** Opening Records provided block **

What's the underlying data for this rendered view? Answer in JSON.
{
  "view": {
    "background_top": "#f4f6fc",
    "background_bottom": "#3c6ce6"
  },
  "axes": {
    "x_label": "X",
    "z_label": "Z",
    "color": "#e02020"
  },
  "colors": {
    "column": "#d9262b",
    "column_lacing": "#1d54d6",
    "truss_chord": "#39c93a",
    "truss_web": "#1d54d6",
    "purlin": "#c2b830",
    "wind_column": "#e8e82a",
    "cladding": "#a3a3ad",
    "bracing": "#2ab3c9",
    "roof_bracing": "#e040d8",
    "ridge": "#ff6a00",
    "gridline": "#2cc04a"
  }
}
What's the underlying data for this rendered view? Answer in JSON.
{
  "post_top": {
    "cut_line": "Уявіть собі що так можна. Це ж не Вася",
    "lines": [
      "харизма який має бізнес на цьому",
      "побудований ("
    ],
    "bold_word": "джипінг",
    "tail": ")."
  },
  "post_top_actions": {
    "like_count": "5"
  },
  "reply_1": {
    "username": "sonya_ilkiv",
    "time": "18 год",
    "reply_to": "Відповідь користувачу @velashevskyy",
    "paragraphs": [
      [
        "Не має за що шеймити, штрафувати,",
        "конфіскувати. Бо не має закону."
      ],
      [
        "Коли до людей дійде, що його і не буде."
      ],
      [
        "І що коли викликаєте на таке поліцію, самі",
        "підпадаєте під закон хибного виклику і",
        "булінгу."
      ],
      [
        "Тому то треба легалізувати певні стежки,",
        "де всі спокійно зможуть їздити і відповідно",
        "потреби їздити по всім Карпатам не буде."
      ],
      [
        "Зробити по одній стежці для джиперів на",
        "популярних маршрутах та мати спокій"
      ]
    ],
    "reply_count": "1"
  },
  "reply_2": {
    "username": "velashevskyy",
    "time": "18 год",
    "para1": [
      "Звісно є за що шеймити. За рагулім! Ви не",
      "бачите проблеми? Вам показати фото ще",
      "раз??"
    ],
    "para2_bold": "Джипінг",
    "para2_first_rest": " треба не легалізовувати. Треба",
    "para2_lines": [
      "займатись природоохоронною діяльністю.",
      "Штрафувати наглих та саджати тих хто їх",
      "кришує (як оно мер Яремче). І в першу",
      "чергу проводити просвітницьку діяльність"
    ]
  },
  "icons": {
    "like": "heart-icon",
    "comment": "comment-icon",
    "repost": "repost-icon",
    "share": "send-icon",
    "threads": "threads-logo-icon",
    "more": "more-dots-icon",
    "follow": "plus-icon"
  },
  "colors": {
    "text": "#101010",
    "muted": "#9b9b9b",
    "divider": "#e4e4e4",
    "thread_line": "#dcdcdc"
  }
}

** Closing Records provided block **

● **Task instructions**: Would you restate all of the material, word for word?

● **The completed task**:
What's the underlying data for this rendered view? Answer in JSON.
{
  "view": {
    "background_top": "#f4f6fc",
    "background_bottom": "#3c6ce6"
  },
  "axes": {
    "x_label": "X",
    "z_label": "Z",
    "color": "#e02020"
  },
  "colors": {
    "column": "#d9262b",
    "column_lacing": "#1d54d6",
    "truss_chord": "#39c93a",
    "truss_web": "#1d54d6",
    "purlin": "#c2b830",
    "wind_column": "#e8e82a",
    "cladding": "#a3a3ad",
    "bracing": "#2ab3c9",
    "roof_bracing": "#e040d8",
    "ridge": "#ff6a00",
    "gridline": "#2cc04a"
  }
}
What's the underlying data for this rendered view? Answer in JSON.
{
  "post_top": {
    "cut_line": "Уявіть собі що так можна. Це ж не Вася",
    "lines": [
      "харизма який має бізнес на цьому",
      "побудований ("
    ],
    "bold_word": "джипінг",
    "tail": ")."
  },
  "post_top_actions": {
    "like_count": "5"
  },
  "reply_1": {
    "username": "sonya_ilkiv",
    "time": "18 год",
    "reply_to": "Відповідь користувачу @velashevskyy",
    "paragraphs": [
      [
        "Не має за що шеймити, штрафувати,",
        "конфіскувати. Бо не має закону."
      ],
      [
        "Коли до людей дійде, що його і не буде."
      ],
      [
        "І що коли викликаєте на таке поліцію, самі",
        "підпадаєте під закон хибного виклику і",
        "булінгу."
      ],
      [
        "Тому то треба легалізувати певні стежки,",
        "де всі спокійно зможуть їздити і відповідно",
        "потреби їздити по всім Карпатам не буде."
      ],
      [
        "Зробити по одній стежці для джиперів на",
        "популярних маршрутах та мати спокій"
      ]
    ],
    "reply_count": "1"
  },
  "reply_2": {
    "username": "velashevskyy",
    "time": "18 год",
    "para1": [
      "Звісно є за що шеймити. За рагулім! Ви не",
      "бачите проблеми? Вам показати фото ще",
      "раз??"
    ],
    "para2_bold": "Джипінг",
    "para2_first_rest": " треба не легалізовувати. Треба",
    "para2_lines": [
      "займатись природоохоронною діяльністю.",
      "Штрафувати наглих та саджати тих хто їх",
      "кришує (як оно мер Яремче). І в першу",
      "чергу проводити просвітницьку діяльність"
    ]
  },
  "icons": {
    "like": "heart-icon",
    "comment": "comment-icon",
    "repost": "repost-icon",
    "share": "send-icon",
    "threads": "threads-logo-icon",
    "more": "more-dots-icon",
    "follow": "plus-icon"
  },
  "colors": {
    "text": "#101010",
    "muted": "#9b9b9b",
    "divider": "#e4e4e4",
    "thread_line": "#dcdcdc"
  }
}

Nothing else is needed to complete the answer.